» **Problem requirements**
Check the material that follows and say how many lines include the string "content", giving the number alone.

» **Task data**

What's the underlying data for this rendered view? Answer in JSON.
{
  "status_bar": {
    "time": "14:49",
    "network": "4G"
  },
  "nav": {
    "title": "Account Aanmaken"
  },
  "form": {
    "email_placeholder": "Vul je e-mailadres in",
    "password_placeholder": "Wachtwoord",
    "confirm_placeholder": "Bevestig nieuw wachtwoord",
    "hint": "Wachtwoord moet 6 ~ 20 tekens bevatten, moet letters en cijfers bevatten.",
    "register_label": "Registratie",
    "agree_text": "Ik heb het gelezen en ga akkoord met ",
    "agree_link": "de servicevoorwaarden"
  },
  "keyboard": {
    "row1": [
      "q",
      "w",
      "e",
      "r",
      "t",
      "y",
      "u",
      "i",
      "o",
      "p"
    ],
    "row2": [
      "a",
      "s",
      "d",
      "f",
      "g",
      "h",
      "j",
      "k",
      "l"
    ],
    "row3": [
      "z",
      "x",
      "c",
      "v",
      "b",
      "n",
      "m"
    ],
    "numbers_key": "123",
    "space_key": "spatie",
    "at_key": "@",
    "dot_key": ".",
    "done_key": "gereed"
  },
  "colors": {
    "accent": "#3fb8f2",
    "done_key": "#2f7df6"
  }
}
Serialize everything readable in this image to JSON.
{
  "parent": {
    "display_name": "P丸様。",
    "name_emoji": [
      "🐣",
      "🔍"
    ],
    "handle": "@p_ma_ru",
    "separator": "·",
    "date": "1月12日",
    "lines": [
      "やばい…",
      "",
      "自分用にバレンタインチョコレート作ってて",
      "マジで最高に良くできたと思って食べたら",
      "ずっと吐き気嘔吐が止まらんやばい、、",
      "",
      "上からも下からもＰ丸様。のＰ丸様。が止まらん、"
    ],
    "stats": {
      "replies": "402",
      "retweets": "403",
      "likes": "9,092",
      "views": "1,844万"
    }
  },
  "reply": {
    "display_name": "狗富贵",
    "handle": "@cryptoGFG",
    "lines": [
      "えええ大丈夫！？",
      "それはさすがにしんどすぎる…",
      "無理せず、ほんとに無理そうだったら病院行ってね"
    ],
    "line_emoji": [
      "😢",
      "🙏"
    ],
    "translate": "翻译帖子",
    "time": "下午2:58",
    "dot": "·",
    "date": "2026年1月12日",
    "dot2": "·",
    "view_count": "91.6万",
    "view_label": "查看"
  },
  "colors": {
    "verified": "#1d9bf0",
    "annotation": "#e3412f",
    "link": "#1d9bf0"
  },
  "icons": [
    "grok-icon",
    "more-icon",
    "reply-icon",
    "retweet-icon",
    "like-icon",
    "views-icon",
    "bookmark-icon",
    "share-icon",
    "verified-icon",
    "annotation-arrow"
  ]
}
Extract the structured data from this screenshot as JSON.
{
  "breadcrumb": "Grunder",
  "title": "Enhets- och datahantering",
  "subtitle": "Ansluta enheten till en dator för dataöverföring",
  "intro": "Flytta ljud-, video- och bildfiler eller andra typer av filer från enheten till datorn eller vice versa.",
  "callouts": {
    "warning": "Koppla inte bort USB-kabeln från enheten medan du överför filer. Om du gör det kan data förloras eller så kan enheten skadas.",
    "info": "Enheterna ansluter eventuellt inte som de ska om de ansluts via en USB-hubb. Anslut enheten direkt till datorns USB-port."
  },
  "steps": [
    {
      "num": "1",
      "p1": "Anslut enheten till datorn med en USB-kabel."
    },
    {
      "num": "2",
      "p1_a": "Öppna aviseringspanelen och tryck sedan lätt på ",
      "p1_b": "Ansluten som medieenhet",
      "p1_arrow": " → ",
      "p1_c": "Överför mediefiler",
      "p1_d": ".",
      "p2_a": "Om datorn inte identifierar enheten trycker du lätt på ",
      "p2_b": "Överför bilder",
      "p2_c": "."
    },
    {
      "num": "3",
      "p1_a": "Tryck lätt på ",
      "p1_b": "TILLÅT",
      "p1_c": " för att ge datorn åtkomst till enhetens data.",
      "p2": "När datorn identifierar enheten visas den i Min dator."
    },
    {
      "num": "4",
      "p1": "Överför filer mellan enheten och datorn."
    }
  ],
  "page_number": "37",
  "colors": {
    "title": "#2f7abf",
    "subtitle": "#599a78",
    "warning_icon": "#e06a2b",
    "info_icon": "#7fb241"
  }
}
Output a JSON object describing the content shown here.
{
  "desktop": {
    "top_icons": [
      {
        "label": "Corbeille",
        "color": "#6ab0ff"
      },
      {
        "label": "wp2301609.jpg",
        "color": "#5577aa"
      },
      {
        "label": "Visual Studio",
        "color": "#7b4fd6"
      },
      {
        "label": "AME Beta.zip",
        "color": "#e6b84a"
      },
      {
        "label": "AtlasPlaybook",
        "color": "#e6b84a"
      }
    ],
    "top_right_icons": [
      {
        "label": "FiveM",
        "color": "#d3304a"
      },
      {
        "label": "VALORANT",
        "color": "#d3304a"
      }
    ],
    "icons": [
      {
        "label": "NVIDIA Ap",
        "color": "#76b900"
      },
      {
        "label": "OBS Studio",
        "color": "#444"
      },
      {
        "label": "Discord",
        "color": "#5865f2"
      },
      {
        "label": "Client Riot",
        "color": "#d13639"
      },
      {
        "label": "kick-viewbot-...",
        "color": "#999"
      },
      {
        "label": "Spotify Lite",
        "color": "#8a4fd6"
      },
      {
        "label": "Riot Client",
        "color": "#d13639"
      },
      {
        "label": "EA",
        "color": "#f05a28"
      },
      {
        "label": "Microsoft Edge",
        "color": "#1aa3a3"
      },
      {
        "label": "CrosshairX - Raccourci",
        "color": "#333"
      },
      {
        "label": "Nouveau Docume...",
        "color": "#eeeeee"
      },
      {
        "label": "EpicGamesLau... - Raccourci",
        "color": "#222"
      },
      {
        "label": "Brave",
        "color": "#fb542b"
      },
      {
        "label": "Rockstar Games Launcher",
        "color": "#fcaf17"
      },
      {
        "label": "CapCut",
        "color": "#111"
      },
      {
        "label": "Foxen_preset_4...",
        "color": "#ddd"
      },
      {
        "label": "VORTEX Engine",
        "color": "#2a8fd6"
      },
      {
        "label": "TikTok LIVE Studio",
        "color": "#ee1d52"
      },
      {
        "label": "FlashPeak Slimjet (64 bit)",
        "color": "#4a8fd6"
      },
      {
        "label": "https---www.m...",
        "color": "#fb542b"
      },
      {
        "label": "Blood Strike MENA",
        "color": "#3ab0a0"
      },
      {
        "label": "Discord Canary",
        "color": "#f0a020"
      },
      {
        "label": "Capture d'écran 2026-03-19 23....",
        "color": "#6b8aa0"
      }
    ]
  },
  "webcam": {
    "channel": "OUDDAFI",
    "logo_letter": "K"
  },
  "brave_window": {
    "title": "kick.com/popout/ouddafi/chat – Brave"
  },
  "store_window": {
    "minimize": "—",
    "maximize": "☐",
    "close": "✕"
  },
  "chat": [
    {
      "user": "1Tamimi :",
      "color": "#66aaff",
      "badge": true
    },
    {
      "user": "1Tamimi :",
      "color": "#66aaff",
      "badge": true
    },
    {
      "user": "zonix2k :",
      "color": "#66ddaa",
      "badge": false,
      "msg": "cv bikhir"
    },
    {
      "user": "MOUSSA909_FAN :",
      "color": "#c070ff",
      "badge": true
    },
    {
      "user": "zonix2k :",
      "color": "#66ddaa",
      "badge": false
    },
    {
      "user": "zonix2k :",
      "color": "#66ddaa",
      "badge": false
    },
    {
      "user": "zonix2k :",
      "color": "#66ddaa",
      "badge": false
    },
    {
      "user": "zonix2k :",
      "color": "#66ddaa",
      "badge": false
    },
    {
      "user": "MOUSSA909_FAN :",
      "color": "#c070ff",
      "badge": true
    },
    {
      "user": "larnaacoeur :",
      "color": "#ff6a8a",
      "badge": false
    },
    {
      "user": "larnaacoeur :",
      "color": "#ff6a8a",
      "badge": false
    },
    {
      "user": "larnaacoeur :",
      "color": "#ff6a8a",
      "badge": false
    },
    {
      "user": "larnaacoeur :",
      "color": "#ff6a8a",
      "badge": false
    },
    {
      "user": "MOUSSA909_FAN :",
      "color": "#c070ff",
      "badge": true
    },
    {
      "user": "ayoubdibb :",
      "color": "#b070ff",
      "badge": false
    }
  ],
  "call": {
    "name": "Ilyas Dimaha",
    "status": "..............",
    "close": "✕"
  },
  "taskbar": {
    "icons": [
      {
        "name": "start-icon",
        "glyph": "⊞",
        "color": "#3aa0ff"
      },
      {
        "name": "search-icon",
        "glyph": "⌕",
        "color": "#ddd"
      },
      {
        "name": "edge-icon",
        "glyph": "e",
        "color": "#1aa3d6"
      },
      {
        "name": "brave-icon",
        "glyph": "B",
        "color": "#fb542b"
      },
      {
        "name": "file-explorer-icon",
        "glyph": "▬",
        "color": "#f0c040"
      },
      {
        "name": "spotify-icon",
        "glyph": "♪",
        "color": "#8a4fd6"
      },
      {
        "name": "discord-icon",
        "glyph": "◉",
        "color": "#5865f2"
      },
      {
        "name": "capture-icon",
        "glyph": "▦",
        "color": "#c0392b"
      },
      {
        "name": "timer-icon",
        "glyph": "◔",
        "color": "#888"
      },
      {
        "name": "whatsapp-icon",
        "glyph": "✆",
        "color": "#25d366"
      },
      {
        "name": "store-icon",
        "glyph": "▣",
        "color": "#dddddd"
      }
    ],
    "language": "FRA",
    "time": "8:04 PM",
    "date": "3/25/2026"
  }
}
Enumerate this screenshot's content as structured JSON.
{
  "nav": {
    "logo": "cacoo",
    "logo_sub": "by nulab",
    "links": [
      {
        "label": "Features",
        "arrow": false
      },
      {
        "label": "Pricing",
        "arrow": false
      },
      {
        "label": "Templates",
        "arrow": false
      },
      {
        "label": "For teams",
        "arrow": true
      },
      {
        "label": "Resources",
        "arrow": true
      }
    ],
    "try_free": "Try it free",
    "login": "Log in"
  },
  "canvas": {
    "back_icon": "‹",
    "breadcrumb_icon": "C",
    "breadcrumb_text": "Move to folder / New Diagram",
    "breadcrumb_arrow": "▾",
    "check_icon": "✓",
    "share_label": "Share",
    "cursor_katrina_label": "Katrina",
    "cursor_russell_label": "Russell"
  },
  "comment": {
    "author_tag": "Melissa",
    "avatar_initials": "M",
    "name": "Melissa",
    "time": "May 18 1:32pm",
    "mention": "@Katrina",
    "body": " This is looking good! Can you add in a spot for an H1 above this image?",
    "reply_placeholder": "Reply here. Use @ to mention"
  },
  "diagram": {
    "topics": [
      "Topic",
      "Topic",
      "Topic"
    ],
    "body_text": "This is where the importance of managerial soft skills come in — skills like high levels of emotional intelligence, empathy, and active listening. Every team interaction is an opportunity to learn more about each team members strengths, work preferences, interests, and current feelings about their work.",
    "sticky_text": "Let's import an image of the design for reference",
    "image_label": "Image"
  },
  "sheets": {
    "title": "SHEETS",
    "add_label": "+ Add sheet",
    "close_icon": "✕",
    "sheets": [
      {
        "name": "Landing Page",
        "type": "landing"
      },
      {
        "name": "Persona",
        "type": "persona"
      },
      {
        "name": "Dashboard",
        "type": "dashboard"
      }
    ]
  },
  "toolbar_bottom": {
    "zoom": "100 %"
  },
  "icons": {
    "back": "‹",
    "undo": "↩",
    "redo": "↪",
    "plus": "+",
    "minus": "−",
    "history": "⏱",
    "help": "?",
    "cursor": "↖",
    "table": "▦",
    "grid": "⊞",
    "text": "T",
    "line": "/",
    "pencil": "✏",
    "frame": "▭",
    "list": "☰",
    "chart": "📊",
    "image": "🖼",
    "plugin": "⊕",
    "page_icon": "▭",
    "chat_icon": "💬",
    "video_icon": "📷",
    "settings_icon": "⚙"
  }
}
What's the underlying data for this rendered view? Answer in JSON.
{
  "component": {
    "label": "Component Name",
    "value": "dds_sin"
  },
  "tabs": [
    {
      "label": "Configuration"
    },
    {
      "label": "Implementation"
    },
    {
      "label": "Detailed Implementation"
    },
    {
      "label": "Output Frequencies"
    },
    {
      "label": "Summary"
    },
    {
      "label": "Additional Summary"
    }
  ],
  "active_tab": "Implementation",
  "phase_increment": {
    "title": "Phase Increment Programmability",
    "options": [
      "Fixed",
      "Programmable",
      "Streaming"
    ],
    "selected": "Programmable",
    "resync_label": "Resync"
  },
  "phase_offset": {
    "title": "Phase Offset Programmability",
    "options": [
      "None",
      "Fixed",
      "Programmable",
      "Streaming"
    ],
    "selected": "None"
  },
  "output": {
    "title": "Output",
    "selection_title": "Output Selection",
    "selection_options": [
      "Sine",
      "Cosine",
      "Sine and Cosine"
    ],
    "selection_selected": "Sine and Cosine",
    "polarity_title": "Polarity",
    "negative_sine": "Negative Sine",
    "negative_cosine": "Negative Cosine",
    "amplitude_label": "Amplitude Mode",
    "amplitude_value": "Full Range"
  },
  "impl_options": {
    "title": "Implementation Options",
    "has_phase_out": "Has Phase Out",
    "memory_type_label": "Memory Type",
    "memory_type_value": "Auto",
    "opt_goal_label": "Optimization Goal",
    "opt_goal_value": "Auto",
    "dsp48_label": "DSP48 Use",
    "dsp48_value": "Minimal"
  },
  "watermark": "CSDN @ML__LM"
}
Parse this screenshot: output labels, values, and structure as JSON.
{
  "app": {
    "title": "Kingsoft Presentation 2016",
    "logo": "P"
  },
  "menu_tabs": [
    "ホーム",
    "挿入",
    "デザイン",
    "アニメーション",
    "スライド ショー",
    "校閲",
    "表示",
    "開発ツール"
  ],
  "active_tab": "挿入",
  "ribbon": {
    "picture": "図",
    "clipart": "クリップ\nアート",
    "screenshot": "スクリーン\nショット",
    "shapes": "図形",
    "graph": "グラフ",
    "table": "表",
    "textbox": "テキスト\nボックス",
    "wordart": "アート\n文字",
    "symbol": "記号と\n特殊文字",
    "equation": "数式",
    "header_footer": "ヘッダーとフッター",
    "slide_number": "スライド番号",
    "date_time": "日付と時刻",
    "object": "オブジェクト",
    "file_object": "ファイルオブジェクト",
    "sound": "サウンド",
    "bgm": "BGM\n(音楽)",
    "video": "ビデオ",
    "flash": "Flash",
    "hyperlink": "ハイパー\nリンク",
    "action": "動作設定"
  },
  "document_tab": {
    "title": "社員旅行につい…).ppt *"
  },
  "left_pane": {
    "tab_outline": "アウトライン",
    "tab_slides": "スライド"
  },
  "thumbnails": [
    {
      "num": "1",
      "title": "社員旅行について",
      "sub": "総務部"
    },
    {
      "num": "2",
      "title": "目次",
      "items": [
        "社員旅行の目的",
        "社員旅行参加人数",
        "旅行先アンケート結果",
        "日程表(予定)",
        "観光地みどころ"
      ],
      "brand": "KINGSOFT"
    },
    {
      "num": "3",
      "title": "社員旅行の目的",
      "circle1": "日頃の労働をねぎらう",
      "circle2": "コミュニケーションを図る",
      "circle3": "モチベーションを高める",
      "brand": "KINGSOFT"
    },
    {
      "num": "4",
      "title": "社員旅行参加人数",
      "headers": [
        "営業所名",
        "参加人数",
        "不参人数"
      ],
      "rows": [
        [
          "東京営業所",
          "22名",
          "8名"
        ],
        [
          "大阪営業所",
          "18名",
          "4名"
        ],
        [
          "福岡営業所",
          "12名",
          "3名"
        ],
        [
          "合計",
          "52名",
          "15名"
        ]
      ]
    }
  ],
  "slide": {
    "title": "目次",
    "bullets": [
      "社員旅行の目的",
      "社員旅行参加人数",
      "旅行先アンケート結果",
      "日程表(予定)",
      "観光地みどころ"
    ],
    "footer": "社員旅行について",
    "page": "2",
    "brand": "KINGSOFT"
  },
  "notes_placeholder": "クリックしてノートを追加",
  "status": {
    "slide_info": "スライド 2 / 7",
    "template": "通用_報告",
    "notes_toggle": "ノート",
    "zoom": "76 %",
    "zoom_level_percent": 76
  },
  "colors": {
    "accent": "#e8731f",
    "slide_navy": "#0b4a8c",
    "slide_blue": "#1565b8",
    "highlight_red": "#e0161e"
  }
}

» **Exercise answer**
2